_The input_
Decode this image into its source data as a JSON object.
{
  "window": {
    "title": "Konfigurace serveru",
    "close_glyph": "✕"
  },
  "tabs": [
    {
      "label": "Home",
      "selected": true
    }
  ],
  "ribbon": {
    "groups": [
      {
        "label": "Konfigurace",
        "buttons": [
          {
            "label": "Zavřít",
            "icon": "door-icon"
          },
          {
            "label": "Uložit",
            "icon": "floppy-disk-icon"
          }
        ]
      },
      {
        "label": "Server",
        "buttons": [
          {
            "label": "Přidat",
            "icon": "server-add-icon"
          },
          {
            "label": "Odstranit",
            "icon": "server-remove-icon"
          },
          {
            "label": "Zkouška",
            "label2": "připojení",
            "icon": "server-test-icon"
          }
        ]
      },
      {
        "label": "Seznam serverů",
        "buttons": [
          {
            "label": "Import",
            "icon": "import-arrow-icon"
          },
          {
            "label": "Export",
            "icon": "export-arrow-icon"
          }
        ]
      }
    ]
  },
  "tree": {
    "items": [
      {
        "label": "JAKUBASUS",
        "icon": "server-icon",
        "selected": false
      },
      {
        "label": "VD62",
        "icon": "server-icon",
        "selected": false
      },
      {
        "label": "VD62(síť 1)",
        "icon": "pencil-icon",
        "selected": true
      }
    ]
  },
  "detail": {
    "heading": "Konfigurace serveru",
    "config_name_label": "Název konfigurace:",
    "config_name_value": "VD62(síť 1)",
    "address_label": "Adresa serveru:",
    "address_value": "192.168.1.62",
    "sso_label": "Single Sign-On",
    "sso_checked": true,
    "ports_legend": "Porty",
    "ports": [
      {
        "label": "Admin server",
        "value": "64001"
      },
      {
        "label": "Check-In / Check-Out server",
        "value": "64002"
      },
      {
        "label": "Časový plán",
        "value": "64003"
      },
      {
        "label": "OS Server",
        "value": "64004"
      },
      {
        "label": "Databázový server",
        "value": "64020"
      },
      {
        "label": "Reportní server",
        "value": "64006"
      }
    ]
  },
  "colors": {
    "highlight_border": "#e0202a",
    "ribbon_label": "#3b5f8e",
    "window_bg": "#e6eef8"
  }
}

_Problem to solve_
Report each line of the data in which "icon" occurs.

_Solution_
            "icon": "door-icon"
            "icon": "floppy-disk-icon"
            "icon": "server-add-icon"
            "icon": "server-remove-icon"
            "icon": "server-test-icon"
            "icon": "import-arrow-icon"
            "icon": "export-arrow-icon"
        "icon": "server-icon",
        "icon": "server-icon",
        "icon": "pencil-icon",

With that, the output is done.